There are millions of digital tools designed to help you achieve a seamless travel experience. This means it’s very likely that your phone is clogged with unnecessary and often paid functionalities that are never used. Below are the best free apps and websites I’ve personally tested and found extremely useful. This list will be continuously updated, as I discover new tools that make travelling simple, more efficient and stress-free.
I remember back in university when I was trying to book Christmas flights to Bulgaria. Finding a flight that didn’t cost a fortune, was for the dates I needed and didn’t include a 24h transfer in the middle of nowhere was (and still is) mission impossible. I had a gazillion tabs with airline websites open and a spreadsheet to capture all my options. By the time I was done comparing, the prices had changed 3 times.
Then I found the flight comparison feature of Skyscanner, a tool I now use every time I start planning a trip. You can search and compare flights by destination, dates, time, type of travel, airline and even set an email alarm for price changes. On top of that, Skyscanner is pretty useful for spontaneous trips. Simply select your preferred dates, start location and type everywhere in the end destination field. Enjoy!
In a similar way to Skyscanner, Google Flights aggregates flight data and allows you to compare ticket fares from different companies. While Skyscanner works perfectly fine for European countries, I found Google Flights more intuitive when comparing flights to the rest of the world.
Once you’ve entered your search, Google Flight offers some valuable insights such as average ticket price for the season, prices for nearby airports and date graph. As long as you’re comfortable with a certain degree of flexibility, this is a great way to find good ticket deals.
Currently only available on desktop
ClaimCompass specialises in securing compensation for delayed, cancelled or overbooked flights. Not many people know this, but if your flight has been delayed for more than 3 hours EU law states that you can claim up to 600€ per passenger as compensation. Some claims can be backdated too.
ClaimCompass helps you get compensated when the airline screws up your flight. You simply file a reasonably simple claim via their website, provide evidence of booking, and they take care of all the rest. The best thing is that their business model is not built on upfront fees – submitting a claim is completely free. However, if the request is successful, they keep a 25% commission which is still a pretty good deal considering it only takes 5 minutes to fill in the form.
Currently only available on desktop
I am a huge fan of Airbnb. In fact, in the past 5 years, I’ve booked 99% of my accommodations through Airbnb and I’ve never been disappointed by the value for money or the host’s attitude. I started using Airbnb because the sharing economy concept spoke directly to my values. Even though Airbnb tweaked its business model, the friendliness of the hosts is still central to the experience.

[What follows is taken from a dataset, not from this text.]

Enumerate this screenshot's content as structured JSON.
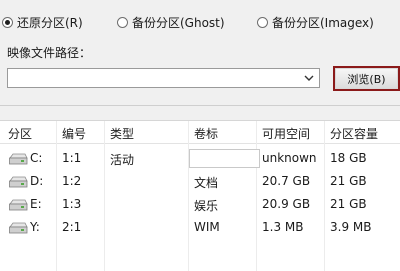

In most cases, Airbnb booking is not only about renting physical space. It includes lots of tips and advice from the local hosts who are there to answer your questions and help you enjoy your trip. Even from a more practical point of view, you can find decent places at central locations for an average of £20 per person per night. Not a lot of other similar services can compete with that.
P.S If for some reason you still haven’t tried out Airbnb and you don’t have an account, you can use this referral link and earn £25 towards your first trip with them.

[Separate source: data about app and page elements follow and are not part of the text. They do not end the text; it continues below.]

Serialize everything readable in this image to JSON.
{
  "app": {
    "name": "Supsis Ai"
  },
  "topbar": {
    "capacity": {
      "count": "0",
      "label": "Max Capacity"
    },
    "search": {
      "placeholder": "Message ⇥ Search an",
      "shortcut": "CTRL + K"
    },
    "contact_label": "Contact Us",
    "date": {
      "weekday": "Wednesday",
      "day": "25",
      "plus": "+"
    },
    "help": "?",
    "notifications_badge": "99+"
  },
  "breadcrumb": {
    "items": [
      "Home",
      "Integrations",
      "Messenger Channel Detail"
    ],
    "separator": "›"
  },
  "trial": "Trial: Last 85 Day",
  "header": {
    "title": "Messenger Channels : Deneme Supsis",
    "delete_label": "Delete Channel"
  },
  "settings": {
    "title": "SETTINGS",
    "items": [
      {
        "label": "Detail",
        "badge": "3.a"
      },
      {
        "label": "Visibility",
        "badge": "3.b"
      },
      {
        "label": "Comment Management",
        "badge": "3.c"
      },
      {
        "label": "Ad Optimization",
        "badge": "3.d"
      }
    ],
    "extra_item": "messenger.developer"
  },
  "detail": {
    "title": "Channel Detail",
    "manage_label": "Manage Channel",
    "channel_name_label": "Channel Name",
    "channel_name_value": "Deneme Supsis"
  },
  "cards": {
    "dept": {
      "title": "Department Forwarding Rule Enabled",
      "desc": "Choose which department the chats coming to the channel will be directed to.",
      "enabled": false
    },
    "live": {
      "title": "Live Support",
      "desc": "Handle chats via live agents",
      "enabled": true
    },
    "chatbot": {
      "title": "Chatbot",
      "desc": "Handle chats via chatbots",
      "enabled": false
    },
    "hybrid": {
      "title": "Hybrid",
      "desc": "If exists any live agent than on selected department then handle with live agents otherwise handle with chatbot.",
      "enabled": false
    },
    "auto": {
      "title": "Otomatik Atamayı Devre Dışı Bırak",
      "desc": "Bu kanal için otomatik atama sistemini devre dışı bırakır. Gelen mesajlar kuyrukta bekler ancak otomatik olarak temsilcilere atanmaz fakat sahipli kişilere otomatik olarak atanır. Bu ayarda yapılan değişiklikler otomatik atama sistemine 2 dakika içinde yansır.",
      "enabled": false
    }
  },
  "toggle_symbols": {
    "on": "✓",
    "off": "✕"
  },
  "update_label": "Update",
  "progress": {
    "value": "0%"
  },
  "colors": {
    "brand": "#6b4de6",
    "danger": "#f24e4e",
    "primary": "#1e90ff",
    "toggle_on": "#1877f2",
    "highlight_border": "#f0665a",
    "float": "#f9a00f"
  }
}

This is my plea to you to make the most of the navigation app installed on your phone and stop paying the horrendous fees of sightseeing buses, transfers and taxis. Whether it’s for walking, cycling, public transport, driving or nearby suggestions, Google Maps is my go-to application for navigation, and it does a pretty good job. If you want to avoid excessive data charges, you might consider downloading the map beforehand to use it offline.

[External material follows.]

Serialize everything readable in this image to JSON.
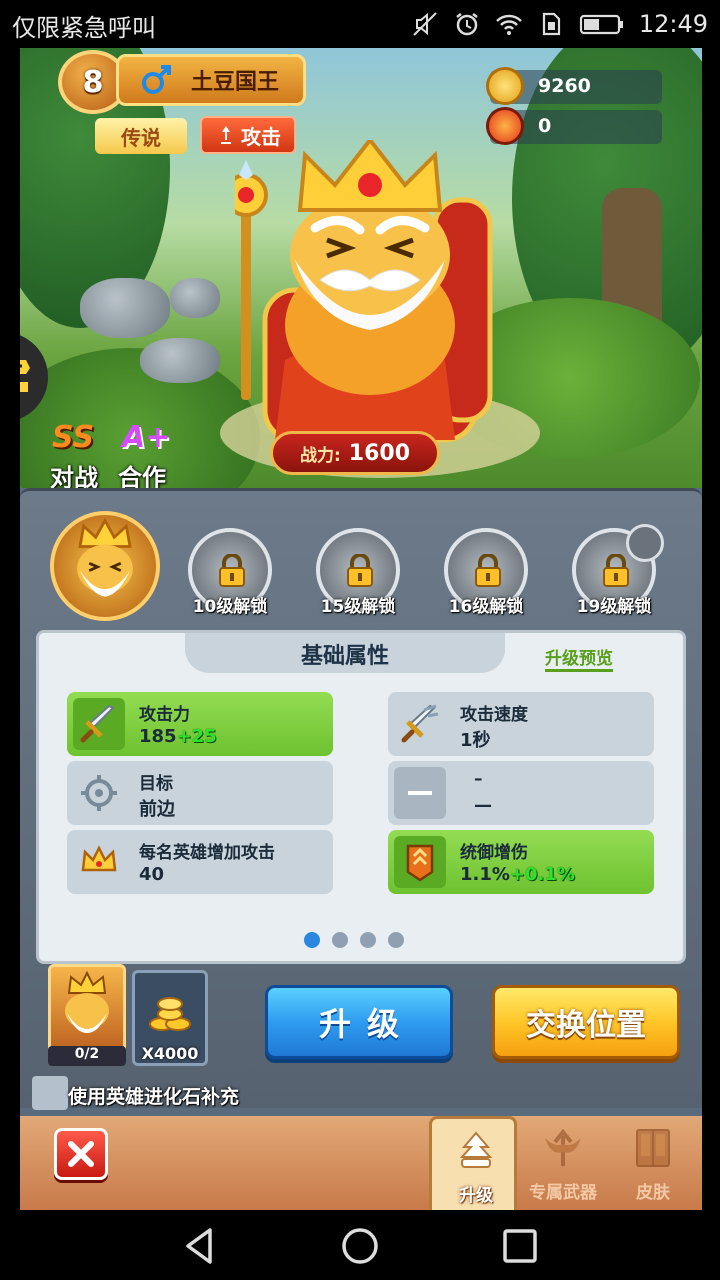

Google MyMaps is a useful extension if you want to create and share custom maps. Most of the sightseeing maps on this website are created using this tool. Another useful functionality is that everyone can pin the things they want to see and create a shared plan for
If you own a Monzo card, you can say goodbye to international fees, crap exchange rates, charges for withdrawing money abroad and say hello to 21st-century banking. Monzo is a digital, mobile-only bank currently available to UK residents only. All foreign currency payments are converted using real-time Mastercard exchange rates. There are no additional charges and withdrawals from ATMs abroad of up to £200 per month are free. You get instant notifications for any transaction and have the option to freeze your card if it gets stolen immediately—literally a game-changer.
Again, there are no additional charges** and ATM withdrawals abroad are free. If you ever decide to purchase a Premium account (£7 per month), it will come with annual overseas insurance including delayed flights and lost luggage compensation and free medical services.
*Yes, you need some basic financial knowledge for this.
** I’ve recently found that Revolut applies a 0.5% fee on foreign currency exchanges during weekends because the FX markets are closed. Still better than currency exchanges though.
Splitwise is one of the apps you never knew you needed until you find yourself travelling with a group of friends. It’s the last day of a fantastic holiday, and you need to figure out who owes what. Arguments arise, friendships are destroyed. Not if you use Splitwise. The app can keep track of group travel expenses and split bills. On top of that, it calculates the totals for you and everyone has the incentive to include the things they’ve paid for if they want their money back. Goodbye Excel spreadsheets, hello automation.
I like taking photos and people like me taking photos of them. The only problem is that at the end of the trip I have the tedious task to share those photos with multiple people. My solution to this problem – a shared album in Google Photos. Everyone with a link/invitation can add and view photos. I’ve tried a couple of apps, but honestly, Google Photos is by far the best and easiest way to do this. It’s free, almost everyone has a Google account, the storage space is unlimited, and you can easily store and organise your photos.
Yes, Amazon has a drive service, and yes if you have an Amazon Prime subscription, you have unlimited storage for photos and 5GB for videos. Unlike Google Photos, you don’t have to limit your photo resolution to 16 megapixels and video resolution to 1080p. However, their shared album option is not very intuitive, and the other person must have an Amazon subscription as well. I would say the drive is a good solution if you’re running low on available space or you simply need a back up of your photos.
You can use Pocket to save online articles and read them later. This is incredibly helpful in situations where you won’t have a mobile connection for more extended periods such as flights, hikes, train trips, etc.